In our family, we enjoy various card games with anywhere from one to twelve players. Most of the games we play build thinking skills and the ability to strategize. As the kids got older, some of our family favorites have included Spades, Hearts, Blackout, Canasta, and Shanghai Rummy.
And nowadays you can find the rules for any or all of those on-line, so if you haven’t played them before, or don’t remember how, that is no excuse!
Specifics: Timeline Games
Many years ago I stumbled upon a special card game called Chronology. The original Chronology contained six hundred cards, each with a date and event from their list of important dates in world history. If you can ever find the game, it is a great introduction to or review of world history.)
With Chronology each person starts with a card face up in front of them, and the idea is to build your own personal timeline. If it is your turn, the person next to you on the right takes the top card of the draw pile and reads you the event on it. You don’t have to know the date on the card, you only have to know where it falls relative to the other card you have. (Before in time? Or afterwards?) If you guess correctly you add the card to your personal timeline. Your goal is to eventually arrange a predetermined number of cards in chronological order in front of you.
It’s a great way to review (or learn) the flow of important events in history, without sitting down and trying to memorize them. We liked the idea so well that we made a number of our own Time-Line games, including the History of Astronomy, Space Exploration, the American Revolution, the American Civil War, and many more.
And of course, you can also make your own. You can take a timeline of any period of history you are studying with your family and make your own timeline game. You could even make one of family history, including births, deaths (if desired), marriages, and other key family dates.
Chess is a wonderful tool to develop thinking skills. It is inexpensive, fairly easy to learn, but difficult to master. It will occupy one or more students for great lengths of time.

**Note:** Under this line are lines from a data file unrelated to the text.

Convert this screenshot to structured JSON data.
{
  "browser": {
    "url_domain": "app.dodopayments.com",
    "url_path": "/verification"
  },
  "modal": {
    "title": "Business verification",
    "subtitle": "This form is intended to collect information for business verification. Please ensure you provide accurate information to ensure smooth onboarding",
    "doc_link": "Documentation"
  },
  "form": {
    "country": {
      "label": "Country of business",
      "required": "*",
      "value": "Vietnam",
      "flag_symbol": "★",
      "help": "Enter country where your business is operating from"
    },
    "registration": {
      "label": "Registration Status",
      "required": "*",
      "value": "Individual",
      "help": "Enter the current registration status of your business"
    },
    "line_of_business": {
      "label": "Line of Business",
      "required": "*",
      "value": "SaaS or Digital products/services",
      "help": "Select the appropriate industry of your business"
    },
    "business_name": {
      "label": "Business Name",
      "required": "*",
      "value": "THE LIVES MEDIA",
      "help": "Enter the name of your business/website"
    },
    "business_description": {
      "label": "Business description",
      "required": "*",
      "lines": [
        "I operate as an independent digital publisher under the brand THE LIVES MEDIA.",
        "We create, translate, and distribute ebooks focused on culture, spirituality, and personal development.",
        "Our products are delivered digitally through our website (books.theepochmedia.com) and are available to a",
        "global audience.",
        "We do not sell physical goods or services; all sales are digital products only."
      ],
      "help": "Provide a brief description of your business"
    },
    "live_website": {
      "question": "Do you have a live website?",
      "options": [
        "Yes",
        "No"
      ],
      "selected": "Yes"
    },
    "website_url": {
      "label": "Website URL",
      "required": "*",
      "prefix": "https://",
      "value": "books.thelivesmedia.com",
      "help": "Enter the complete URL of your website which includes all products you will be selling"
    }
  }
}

Puzzles are great builders of both visual skills and thinking skills. Ravensburger Puzzles have been our all-time favorites, with 24 to 5,000 pieces. Beautiful pictures and quality pieces make them a real joy to put together by all ages. Larger puzzles can be put together as a cooperative effort by many family members.
Games can be store-bought or home-made. When you are considering games to purchase, look for games that are
- Long Lasting (enjoyable to play for years to come)
- Economical (cheaper is not always the best investment)
Quality German Games
Some of the best games in the world come out of Germany. I was reading an article in the December 9, 2002 issue of U.S. News and World Report that discussed this phenomenon. German games topped seven out of ten of Games Magazine’s 2002 categories. German games are often more expensive – because they are so well built – but they are generally worth the investment. Our current game collection (over one hundred games) includes a number of games that we bought when we were in Germany – again, many of them from Ravensburger. German games tend to include more strategy than their American counterparts, and are generally fast-paced.
Educational games can be considered part of our “curriculum package”. Retention is aided when the students are having fun while learning. Games can introduce a concept, or help reinforce an existing lesson. They do not have to be saved until “after school”, they can be part of school. Buy good games to supplement your other materials – or make your own! Or better yet, have your students make them! What a great way to reinforce learning.
Games and Reinforcement
Games can and should be used as a supplement no matter which method(s) we primarily use. Because games are fun, and easy to repeat, and three-dimensional, they reinforce learning in a way that’s hard to replicate with other methods.
I hope I have helped convince you to look at educational games in a new light. Don’t be afraid to create your own games to help your children repeat or review important concepts. And be sure to take a fresh look at the games that already exist in the market. In conclusion, strive to make learning a little more fun for your family!
Have fun learning!